Why The FCC's Rules Matter
by Norman Solomon
May 16, 2003
Media outlets are the lifeblood of the body politic. Extensive circulation of ideas, information, analysis and debate must exist -- not just once in a while, but all the time -- or the consequences are severe, even catastrophic.
You can gauge our society's political and social health by checking some vital media signs: Scrutinize the programming of stations that fall under the purview of the Federal Communications Commission. Watch a few dozen TV channels. Listen to all the radio stations on the AM and FM bands. If the dominant content doesn't make you feel sick, then you're probably not paying close attention.
By any measure, since the 1980s, media ownership in the United States has steadily moved in only one direction -- toward greater concentration in fewer and fewer corporate hands.
That ominous trend is likely to get another powerful shove forward in early June, when the FCC is scheduled to vote on a revision of media ownership rules. Around the country, grassroots activists have been challenging the move to further loosen regulations. But clearly the interests of huge media conglomerates are getting a big boost from the FCC chair, Michael Powell, son of the secretary of state.
For a long time, the situation has been grim. Two decades ago, former Washington Post assistant managing editor Ben Bagdikian sketched out the nation's terrain of media ownership. In 1983, when his book "The Media Monopoly" first appeared, "50 corporations dominated most of every mass medium." With each new edition of the book, that number kept dropping -- to 29 media firms in 1987, 23 in 1990, 14 in 1992 and 10 in 1997.

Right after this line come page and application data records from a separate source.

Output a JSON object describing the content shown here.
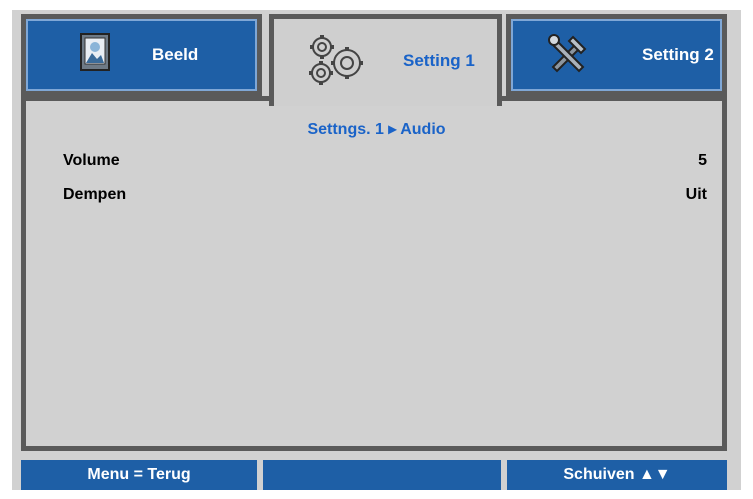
{
  "tabs": [
    {
      "label": "Beeld",
      "icon": "picture-icon",
      "active": false
    },
    {
      "label": "Setting 1",
      "icon": "gears-icon",
      "active": true
    },
    {
      "label": "Setting 2",
      "icon": "tools-icon",
      "active": false
    }
  ],
  "breadcrumb": "Settngs. 1 ▸ Audio",
  "rows": [
    {
      "label": "Volume",
      "value": "5"
    },
    {
      "label": "Dempen",
      "value": "Uit"
    }
  ],
  "footer": {
    "left": "Menu = Terug",
    "middle": "",
    "right": "Schuiven ▲▼"
  },
  "colors": {
    "tab_blue": "#1e5fa6",
    "accent_text": "#1a63c8",
    "panel_bg": "#d1d1d1",
    "border": "#5a5a5a"
  }
}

Published in 2000, the sixth edition of "The Media Monopoly" documented that just a half-dozen corporations were supplying most of the USA's media fare. "It is the overwhelming collective power of these firms, with their corporate interlocks and unified cultural and political values, that raises troubling questions about the individual's role in the American democracy," Bagdikian wrote.
Overall, the news coverage of the latest FCC proposal has been badly skewed, with radio and TV networks opting to tread lightly on the matter. That's not surprising. Billions of dollars in revenues are at stake for mega-media owners.
A few prominent journalists, such as New York Times columnist Paul Krugman, have raised an alarm this spring. And some newspaper stories have laid out basic facts. But -- as part of a classic pattern -- news coverage of the FCC controversy has been largely relegated to business sections, as though the FCC decision were merely a financial matter.
"Most people in this country have no idea what's about to happen to them," says dissenting FCC commissioner Jonathan Adelstein, "even though their very democracy is at stake."
One of the impending rule changes would allow a single company to own TV stations reaching 45 percent of the nationwide audience (instead of the current on-paper limit of 35 percent). But that understates the impact, as Andrew Schwartzman of the Media Access Project points out: "The 45 percent number that has been floated is a fake number. It will realistically be much much higher."
Another FCC change would end the ban on a single firm's cross-ownership of daily newspapers and TV stations in four-fifths of the country's media markets. And the limits on ownership of television stations in large metropolitan areas would also be eased, so that one company could own three TV stations.
Appearing on Bill Moyers' program "Now" on PBS in early May, FCC commissioner Michael Copps warned: "This is not just some little mechanical thing about numbers or a little decision about numbers of stations. This is something that has very widespread and profound implications."
Said Copps: "I understand they (broadcasters) live in a commercial culture and a business culture. But this is a special industry with a special charge -- administering the public airwaves. Nobody owns these airwaves. There's no TV company or radio company that owns the airwaves. The people of the United States of America own the airwaves."
Yes, in theory, the airwaves belong to you and me. But one political action after another in Washington has been stealing those airwaves from us. And the Republican majority on the FCC is about to pull off another massive heist.
All the signs indicate that early June will bring another triumph for the corporate forces that have hijacked the public airwaves for private gain. And they call it democracy.
Norman Solomon is Executive Director of the Institute for Public Accuracy (www.accuracy.org) and a syndicated columnist. His latest book is Target Iraq: What the News Media Didnít Tell You (Context Books, 2003) with Reese Erlich. For an excerpt and other information, go to: www.contextbooks.com/new.html#target. Email: firstname.lastname@example.org